makes me feel slightly drunk and dreamy all the time. All the memories of being
young look like hazy old color photos from the seventies.
verse is a memory of being elementary school age. I remember sitting in my yard
under the sprinkler. It was just too hot to move, and you were always
sweaty…no matter what. There were no air conditioners in the schools, so you
did what you could to stay cool. But everything always felt damp. And you would
just lie around in the front yard or the hammock and all you could focus on was
being cool. You didn’t worry about needing to do anything or be anywhere. You
just wanted to have that moment of coolness. But there was something oddly
pleasant about it, because it was summer and everything was OK.
verse would have been college time or early twenties when I started going to
shows all the time. If it was hot outside, it was amped up even more inside the
dive bar/clubs we would go to for shows. It never slowed us down. We would
dance our asses off, and the sweat just felt cleansing. You wouldn’t need booze
because the way the lights looked through the smoke and evaporated smoke made
you feel like you had been chugging beer all night. Of course, we were probably
on the brink of heat exhaustion.
verse could be any time in the south. In the summer, you sit on your front porch
with a glass of… and just swing and try to stir up a breeze. The best,
though, is when a thunderstorm begins to move through, and you get the sudden
muting of the sun just before the leaves start whispering as the wind picks up.
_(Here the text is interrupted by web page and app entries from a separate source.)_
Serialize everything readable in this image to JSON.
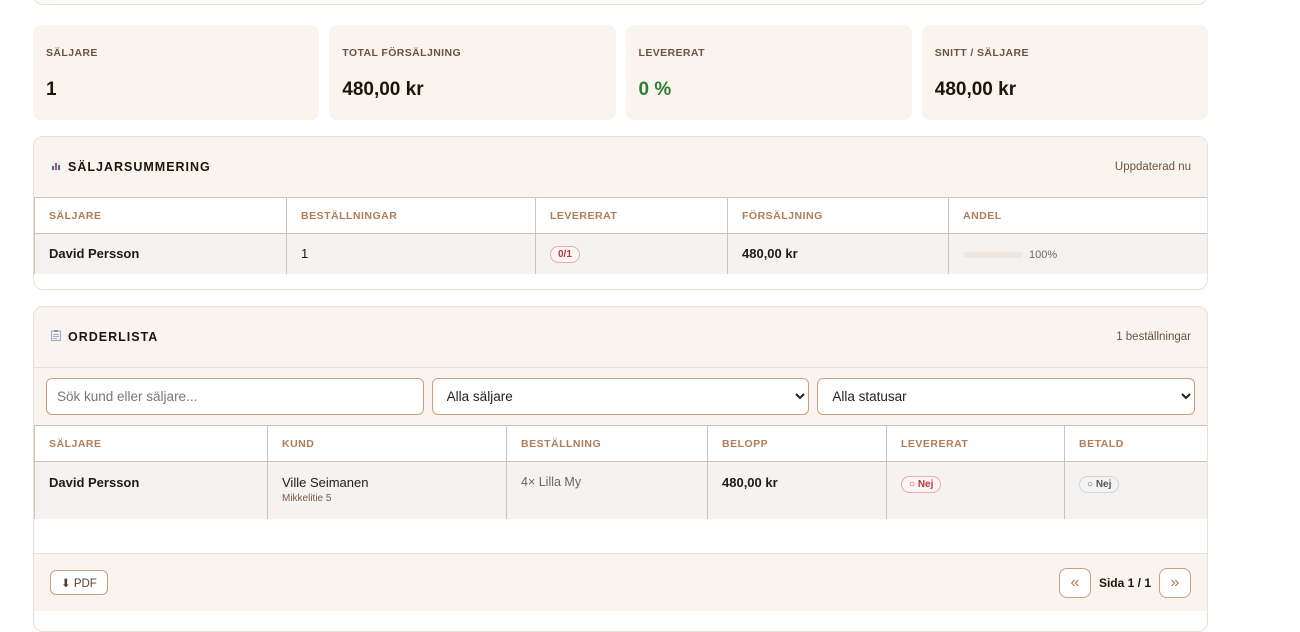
{
  "stats": [
    {
      "label": "SÄLJARE",
      "value": "1"
    },
    {
      "label": "TOTAL FÖRSÄLJNING",
      "value": "480,00 kr"
    },
    {
      "label": "LEVERERAT",
      "value": "0 %"
    },
    {
      "label": "SNITT / SÄLJARE",
      "value": "480,00 kr"
    }
  ],
  "summary": {
    "title": "SÄLJARSUMMERING",
    "icon": "bar-chart-icon",
    "meta": "Uppdaterad nu",
    "columns": [
      "SÄLJARE",
      "BESTÄLLNINGAR",
      "LEVERERAT",
      "FÖRSÄLJNING",
      "ANDEL"
    ],
    "row": {
      "seller": "David Persson",
      "orders": "1",
      "delivered": "0/1",
      "sales": "480,00 kr",
      "share_pct": "100%",
      "share_fraction": 1.0
    }
  },
  "orders": {
    "title": "ORDERLISTA",
    "icon": "clipboard-icon",
    "meta": "1 beställningar",
    "search_placeholder": "Sök kund eller säljare...",
    "seller_filter": "Alla säljare",
    "status_filter": "Alla statusar",
    "columns": [
      "SÄLJARE",
      "KUND",
      "BESTÄLLNING",
      "BELOPP",
      "LEVERERAT",
      "BETALD"
    ],
    "row": {
      "seller": "David Persson",
      "customer": "Ville Seimanen",
      "address": "Mikkelitie 5",
      "order": "4× Lilla My",
      "amount": "480,00 kr",
      "delivered": "○ Nej",
      "paid": "○ Nej"
    },
    "pdf_label": "⬇ PDF",
    "prev": "«",
    "page": "Sida 1 / 1",
    "next": "»"
  },
  "colors": {
    "accent": "#b07d57",
    "card_bg": "#faf4ef",
    "green": "#2e7d32",
    "red": "#b23a3a"
  }
}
It’s the sweetest lover’s kiss of summer. You know that the oppression of 93%
humidity will break for a moment and you can take a full breath again.
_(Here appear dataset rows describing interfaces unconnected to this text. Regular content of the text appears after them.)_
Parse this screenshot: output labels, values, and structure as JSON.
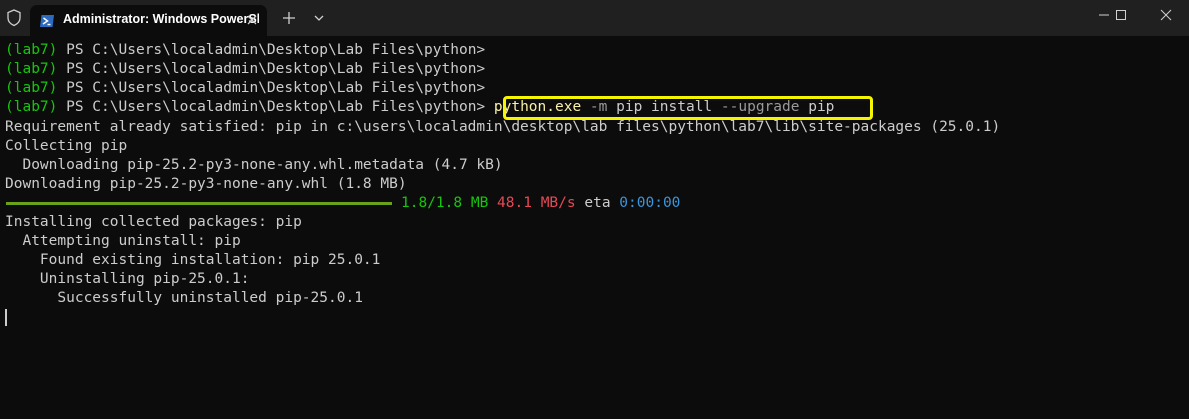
{
  "window": {
    "tab_title": "Administrator: Windows PowerShell"
  },
  "terminal": {
    "prompt_venv": "(lab7)",
    "prompt_path": " PS C:\\Users\\localadmin\\Desktop\\Lab Files\\python>",
    "command": {
      "exe": "python.exe",
      "flag1": " -m",
      "args1": " pip install",
      "flag2": " --upgrade",
      "args2": " pip"
    },
    "output": [
      "Requirement already satisfied: pip in c:\\users\\localadmin\\desktop\\lab files\\python\\lab7\\lib\\site-packages (25.0.1)",
      "Collecting pip",
      "  Downloading pip-25.2-py3-none-any.whl.metadata (4.7 kB)",
      "Downloading pip-25.2-py3-none-any.whl (1.8 MB)"
    ],
    "progress": {
      "fraction": 1.0,
      "size": "1.8/1.8 MB",
      "speed": "48.1 MB/s",
      "eta_label": "eta",
      "eta": "0:00:00"
    },
    "install_output": [
      "Installing collected packages: pip",
      "  Attempting uninstall: pip",
      "    Found existing installation: pip 25.0.1",
      "    Uninstalling pip-25.0.1:",
      "      Successfully uninstalled pip-25.0.1"
    ]
  },
  "colors": {
    "background": "#0c0c0c",
    "titlebar": "#202020",
    "venv_green": "#16c60c",
    "highlight_yellow": "#f5f500",
    "speed_red": "#e74856",
    "eta_cyan": "#3a96dd"
  },
  "icons": [
    "shield-icon",
    "powershell-icon",
    "close-icon",
    "plus-icon",
    "chevron-down-icon",
    "minimize-icon",
    "maximize-icon",
    "close-window-icon"
  ]
}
like time…tastes like wine…” is just about the memories and how they
feel like a wonderful drunken dream.
could spend 24 hours with any one person, who would it be?
Hannah: Fred Astaire.
Asimov, author of one of my favorite books, 2001. He seems to know enough about
the past and present to be generally correct about
Bryan: I’ve always
thought of a real situation of hanging out with Jimi Hendrix in the now. It
would take longer than 24 hours because he would be completely freaked out. We
would have to start quite slow. He wouldn’t be allowed outside for a while. I
would need to teach him about some various changes that have occurred since
1970. Of course, I’d play him some music
I thought he would appreciate, but he’d probably like Santana or Weather
Report. Who knows what he’d think of Yngwie Malmsteen. If Hendrix had lived, he would’ve made some
awful jazz fusion record. Just like I
think John Lennon would’ve made a bad rap record. But I think Hendrix and I could get along.
I’d just have to guide him down the right path before I set him free.
Vanessa: I can
think of a lot of artists, writers and musicians with whom I would like to
spend a day, but if I could just pick one living or dead it would probably be
Georgia O’Keeffe. She had a very long and fruitful career and was constantly
looking for new inspiration. I think she would have a lot to teach me and I
would be willing to learn. I would love to hang out with her in New Mexico at her house.
Bob: Robert Burns.
Well, I’ll drink to that, and I recommend that you do the
same. While you’re mixing that drink go ahead, download and purchase the latest
Supercluster recordings at AthensMusic.net. And for a good time – we do mean a
REALLY GOOD time – check out the band’s official YouTube channel (as
“Sprclstr”) for the above clips and loads more.